After surgery, concern is infection

Sabina Louise Pierce/Univ. of Pennsylvania
This photo of an X-ray of Barbaro's right hind leg reveals the extent of his injuries. Surgeons used 23 screws and a locking compression plate to repair the damage that the Derby winner suffered during the Preakness Stakes last Saturday.

LEXINGTON, Ky. - Barbaro has survived the major surgery to repair his shattered right hind leg, and the sight of him contentedly eating hay in his hospital stall has been a comfort to his fans. But he still has a long way to go, and his life is not yet out of danger, veterinarians said.

Repairing Barbaro's fractures required surgeon Dr. Dean Richardson to insert 23 screws, usually made of titanium or stainless steel, and attach a locking compression plate to the bone.

Now Barbaro's veterinary team will focus on preventing laminitis, a stress-related hoof disease, and any infection around the surgical site and inside the leg. Either condition could prove fatal.

Horses often develop laminitis by shifting weight from an injured leg onto the opposite leg, which can then overload the healthy leg and cause laminitis, or founder, from the added stress. The risk of infection can be increased in a lengthy, complicated surgery of the kind Barbaro underwent Sunday. Bruised skin from the initial injury also can contribute to infection. Bone and joint infections are notoriously difficult to clean out.

"Any time you make an incision, you have the risk of infection, especially using as many implants as that," said Dr. Dwayne Rodgerson, a surgeon at Hagyard Equine Medical Institute in Lexington. "The horse will be treated aggressively with systemic antibiotics, and he's presently in a cast. Wounds typically heal a little better in casts."

Barbaro's injuries were especially complex. He sustained three basic fractures: a shattered long pastern bone, a condylar fracture of the cannon bone, and a sesamoid fracture. The surgeon's primary goal in the face of such catastrophic injuries is to stabilize the fetlock joint, and as quickly as possible.

"The biggest thing is getting the thing put together," said Dr. C. Wayne McIlwraith of Colorado State University's Equine Orthopedic Research Center. "Ideally, you want to be as quick as possible. The less you have it open, the less chance you've got of other complications. But obviously this was a very, very difficult fracture."

"You're trying to get a stable column of bone from the top of the cannon bone right down to the foot," Rodgerson said. "Your goal is to get that stable column so that the horse can stand up and balance himself. Unlike a human being given six to eight weeks off, you can't do that with a horse."

A major factor in the surgery, Rodgerson said, is how much bone there is to work with.

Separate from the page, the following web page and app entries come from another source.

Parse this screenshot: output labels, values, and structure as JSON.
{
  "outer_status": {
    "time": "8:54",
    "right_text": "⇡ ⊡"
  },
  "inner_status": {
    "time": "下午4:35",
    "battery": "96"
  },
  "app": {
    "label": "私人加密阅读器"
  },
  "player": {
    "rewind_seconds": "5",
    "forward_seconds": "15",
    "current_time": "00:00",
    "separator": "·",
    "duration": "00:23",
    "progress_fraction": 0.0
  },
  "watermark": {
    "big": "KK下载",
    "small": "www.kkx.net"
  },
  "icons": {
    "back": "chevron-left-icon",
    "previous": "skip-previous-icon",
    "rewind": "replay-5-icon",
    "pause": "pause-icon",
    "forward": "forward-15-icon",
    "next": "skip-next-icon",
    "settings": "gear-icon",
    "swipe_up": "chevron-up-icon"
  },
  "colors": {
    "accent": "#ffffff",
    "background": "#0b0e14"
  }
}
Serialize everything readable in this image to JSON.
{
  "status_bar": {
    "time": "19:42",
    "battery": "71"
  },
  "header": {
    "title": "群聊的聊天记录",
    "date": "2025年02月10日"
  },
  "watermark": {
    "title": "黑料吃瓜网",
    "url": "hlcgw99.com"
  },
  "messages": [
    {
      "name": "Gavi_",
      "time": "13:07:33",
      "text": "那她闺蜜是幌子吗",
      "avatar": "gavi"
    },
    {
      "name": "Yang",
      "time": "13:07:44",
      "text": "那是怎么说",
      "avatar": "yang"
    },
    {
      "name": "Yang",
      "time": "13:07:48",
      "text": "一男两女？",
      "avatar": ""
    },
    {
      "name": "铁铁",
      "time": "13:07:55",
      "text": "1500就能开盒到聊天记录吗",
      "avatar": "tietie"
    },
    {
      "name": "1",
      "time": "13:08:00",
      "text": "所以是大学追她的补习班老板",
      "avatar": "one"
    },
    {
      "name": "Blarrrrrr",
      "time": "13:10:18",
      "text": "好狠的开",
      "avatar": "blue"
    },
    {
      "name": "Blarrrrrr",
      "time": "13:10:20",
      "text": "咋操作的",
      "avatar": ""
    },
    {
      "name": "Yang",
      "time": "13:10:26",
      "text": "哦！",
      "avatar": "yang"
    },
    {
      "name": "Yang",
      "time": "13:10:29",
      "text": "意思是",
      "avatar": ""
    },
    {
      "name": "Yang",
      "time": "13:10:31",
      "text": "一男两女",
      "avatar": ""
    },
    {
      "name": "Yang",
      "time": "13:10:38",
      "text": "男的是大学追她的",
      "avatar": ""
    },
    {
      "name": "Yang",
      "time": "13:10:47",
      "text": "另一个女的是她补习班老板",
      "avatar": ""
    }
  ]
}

"In this particular case, they had very little bone to work with in the pastern," he said.

The locking compression plate, a relatively new device, is especially important to Barbaro's recovery.

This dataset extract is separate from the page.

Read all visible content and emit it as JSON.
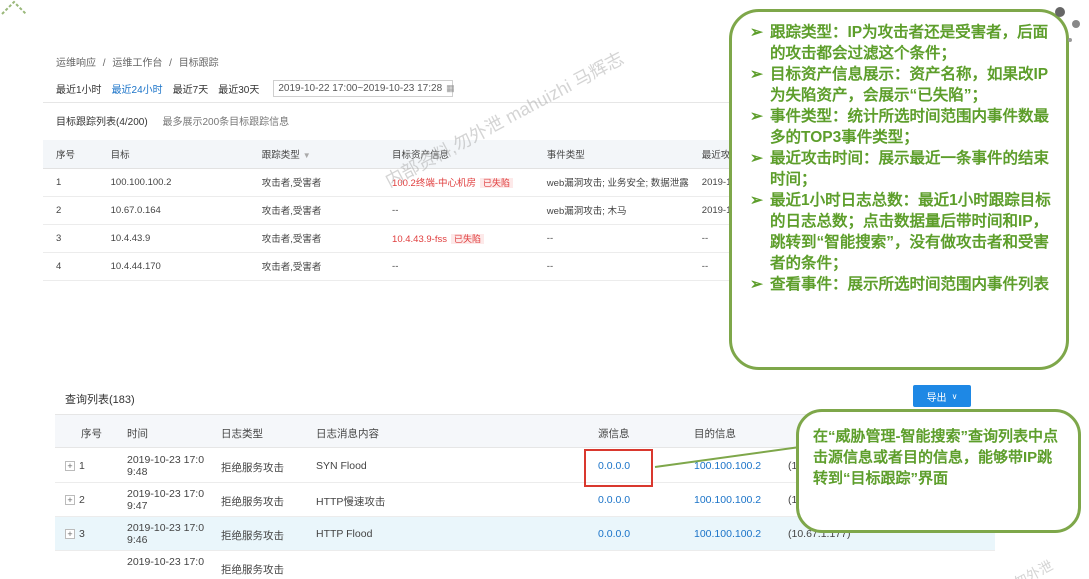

"The plate itself hasn't been used in the equine-surgery world very much," Rodgerson said. "The University of Pennsylvania is one of the first to do the research on that plate and show the advantages over the traditional bone plates we have. This plate has the advantage of being used when you don't have much bone or good bone, and, in this case, where the bone was broken into so many pieces, it allows for more stable fixation than you'd get with a traditional bone plate."

But the risk remains that the stabilization devices will not hold in a case where the bone has been shattered into, according to Barbaro's surgeon Dr. Richardson, "20-plus pieces."

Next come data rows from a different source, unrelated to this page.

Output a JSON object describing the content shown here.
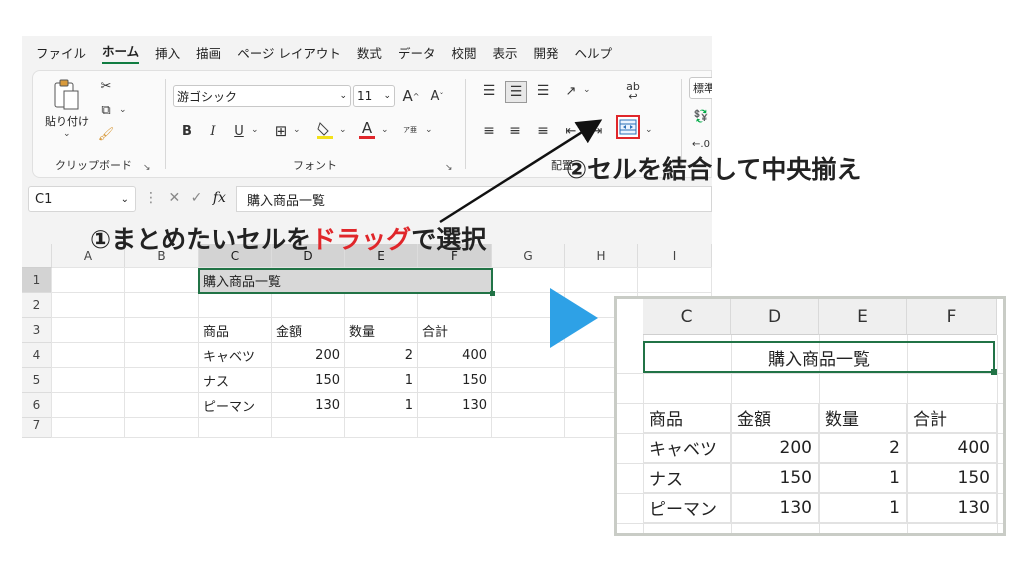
{
  "menu": [
    "ファイル",
    "ホーム",
    "挿入",
    "描画",
    "ページ レイアウト",
    "数式",
    "データ",
    "校閲",
    "表示",
    "開発",
    "ヘルプ"
  ],
  "ribbon": {
    "paste_label": "貼り付け",
    "clipboard_group": "クリップボード",
    "font_name": "游ゴシック",
    "font_size": "11",
    "font_group": "フォント",
    "alignment_group": "配置",
    "number_format": "標準",
    "bold": "B",
    "italic": "I",
    "underline": "U",
    "grow_font": "A",
    "shrink_font": "A",
    "font_color": "A",
    "furigana": "ア亜",
    "wrap_text": "ab"
  },
  "formula_bar": {
    "name_box": "C1",
    "fx": "fx",
    "formula": "購入商品一覧"
  },
  "sheet": {
    "columns": [
      "A",
      "B",
      "C",
      "D",
      "E",
      "F",
      "G",
      "H",
      "I"
    ],
    "rows": [
      "1",
      "2",
      "3",
      "4",
      "5",
      "6",
      "7"
    ],
    "title": "購入商品一覧",
    "headers": [
      "商品",
      "金額",
      "数量",
      "合計"
    ],
    "data": [
      [
        "キャベツ",
        "200",
        "2",
        "400"
      ],
      [
        "ナス",
        "150",
        "1",
        "150"
      ],
      [
        "ピーマン",
        "130",
        "1",
        "130"
      ]
    ]
  },
  "annotations": {
    "step1_prefix": "①まとめたいセルを",
    "step1_highlight": "ドラッグ",
    "step1_suffix": "で選択",
    "step2": "②セルを結合して中央揃え"
  },
  "zoom": {
    "columns": [
      "C",
      "D",
      "E",
      "F"
    ],
    "title": "購入商品一覧",
    "headers": [
      "商品",
      "金額",
      "数量",
      "合計"
    ],
    "data": [
      [
        "キャベツ",
        "200",
        "2",
        "400"
      ],
      [
        "ナス",
        "150",
        "1",
        "150"
      ],
      [
        "ピーマン",
        "130",
        "1",
        "130"
      ]
    ]
  },
  "colors": {
    "excel_green": "#217346",
    "highlight_red": "#e0262a",
    "play_blue": "#2ea1e6"
  }
}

"That's a concern: Will the fixation break down over time?" said Rodgerson. "So they'll follow him along and probably X-ray him quite frequently over the next couple of months."

If the support devices allow Barbaro to keep weight on all four feet, they will also aid in staving off laminitis.

"It's better that it's a hind leg than a front leg," said McIlwraith, adding that horses carry 65 percent of their weight on their front legs. "But you still have to worry about laminitis. You like for the horse to bear weight on the injured leg as soon as he can. That's always our biggest worry, and it can happen very quickly."

Another secondary concern is stress-related systemic illness such as colitis.

"He'll be monitored carefully for that to make sure his fluids are in balance," said McIlwraith.

If Barbaro survives the ordeal, the good news is that there should be few long-term effects on breeding soundness or arthritis, though he may always have what veterinarians term "a gait deficit."

"If his fracture heals and he's got a fused hind fetlock and he doesn't get bad laminitis in the other foot, he'll be okay for breeding," said McIlwraith. "Obviously, there are a couple of ifs there."